The country is a long way behind other countries in Southeast Asia in considering or introducing a sugar tax, at a time when obesity and diabetes rates are on a steady rise.
Its government’s proposal to levy excise taxes of IDR1,500-$2,500 (US$0.11-$0.18) per litre on sugar-sweetened beverages follows Thailand’s move to subject carbonated soft drinks to a 20-25% tax rate last October.
Elsewhere, Laos and Cambodia both tax sugary beverages at 5-10% and 10% respectively. In Singapore last year, drinks manufacturers were told to expect an outright ban on advertising beverages that are high in sugar, along with front-of-pack warning labels as part of the government’s war on diabetes. This will make the city-state an outlier in sugar control, though the specifics have not yet been revealed.

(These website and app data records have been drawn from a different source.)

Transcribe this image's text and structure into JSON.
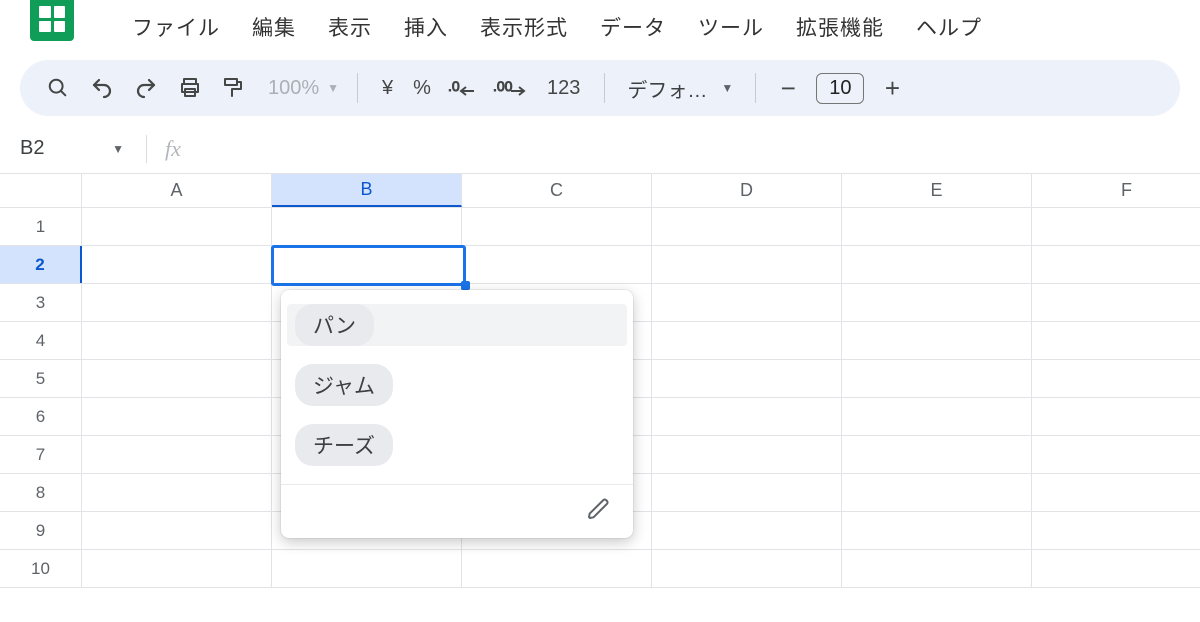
{
  "menu": {
    "items": [
      "ファイル",
      "編集",
      "表示",
      "挿入",
      "表示形式",
      "データ",
      "ツール",
      "拡張機能",
      "ヘルプ"
    ]
  },
  "toolbar": {
    "zoom": "100%",
    "currency_symbol": "¥",
    "percent_symbol": "%",
    "number_format_label": "123",
    "font_name": "デフォ…",
    "font_size": "10"
  },
  "namebox": {
    "ref": "B2"
  },
  "columns": [
    "A",
    "B",
    "C",
    "D",
    "E",
    "F"
  ],
  "rows": [
    "1",
    "2",
    "3",
    "4",
    "5",
    "6",
    "7",
    "8",
    "9",
    "10"
  ],
  "selected": {
    "col_index": 1,
    "row_index": 1
  },
  "dropdown": {
    "options": [
      "パン",
      "ジャム",
      "チーズ"
    ],
    "highlight_index": 0
  }
}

Polluting vehicles; plastic waste... and sugar
In Indonesia, finance minister Mulyani Indrawati decided to include the sugar tax proposal as part of a wider one that will also impose environmental tariffs on polluting vehicles and plastic waste.
It speaks volumes for a country with a strong awareness of health but low concern for it that the beverage policy was cloaked within the more headline-grabbing announcements last week.
According to a recent report by Food Industry Asia, a Singapore-based industry group, 99% of Indonesian consumers would prefer healthier options, just as long as long as they taste exactly the same as they did before.
Notoriously sweet-toothed Indonesia, itself a major sugar producer, is also the world’s biggest raw sugar importer, with shipments this year expected to reach record levels.
The rates of diabetes and obesity have both almost doubled from 2007 to 2018, according to government figures. Now 2% of Indonesians aged 15 and over suffer from diabetes, while the number of obese adults has risen to 21.8%.
The market for soft and energy drinks has been seeing rapid growth, with sales expected to have reached US$12.9bn last year. Average consumption stands at 39 litres per person annually, and has been growing at around 8-10% in recent years.
Indrawati’s proposal is to levy the lower rate of excise tax on bottled tea drinks with lower sugar content, and the higher rate on concentrated coffee, carbonated soft drinks and energy drinks.
However, the policy does not apply to some categories of product, such as those for export and vegetable juices with added sugar.
She has not said when the government plans to begin collecting the excise taxes.
The Ministry of Industry says it first intends to analyze the impact of the new taxes on the Indonesian beverage industry.
The ministry’s acting director of beverages, tobacco and refreshments, Supriadi, said it has been carrying out a quantitative impact analysis with input from industry associations and industry players.
“What is certain, qualitatively, is that the rise in taxes will lead to a decline in demand as prices rise,” Supriadi said, as quoted by Antara, Indonesia’s national news agency.
He also acknowledged that production would fall, which would affect growth in the beverage industry.
Beverages only account for 6.5% of calories consumed, says industry association
The local beverage industry has pushed back strongly against the plans.
Adhi S Lukman, chairman of the Indonesian Food & Beverage Association, took the view that the proposal would jack up prices and hurt people's purchasing power.
"Basically, there is no data that shows applying excise will reduce the risk of non-communicable diseases and obesity, if that's the intention," he told Reuters.
He also said the new levy would discourage investment in the Indonesian sugary drinks industry and steer the money into neighbouring countries like Singapore or Malaysia.
“In the end, we’ll only become a market. Indonesia will no longer be attractive as a production base,” he said. His group intends to lobby against the measure.
Soft Drinks Industry Association chairman Triyono Prijosoesilo attacked the health need for the policy, claiming sweetened drinks consumption is still relatively low in Indonesia, and suggested the beverages only account for 6.5% of all calories consumed by residents of big cities.
Triyono went as far as to say the proposed tax would eventually lead to 120,000 drinks industry layoffs.
Unabashed at setting out the motivation for the tax as health and revenue in equal parts, the Indonesian treasury believes the new taxes could raise revenue of up to INR6.25 trillion (US$450m).
A study by the University of Queensland, which looked at the impact of a sugar tax on Indonesia’s tax model, has gone much further.
As well as predicting the tax would raise US$920m in the first year, and US$27.3 billion over 25 years, it found that over 25 years the tax paid by the poorest 20% of Indonesians would be US$0.5bn, and US$15.1bn for the richest 20%.
With an economy that slowed to its most sedate pace in three years, and disappointing company results and falling exports, authorities reported low levels of tax collection and a US$15bn hole in 2019.
Alongside the sugar tax proposal were ones to impose duties on new vehicles that emit carbon dioxide, and taxes on plastic bags, as part of efforts to control pollution.
A subsequent hearing by parliament’s finance commission last week moved the drinks and vehicles levy proposals a step closer to law. The duty on plastic bags has been returned to the government for amendments.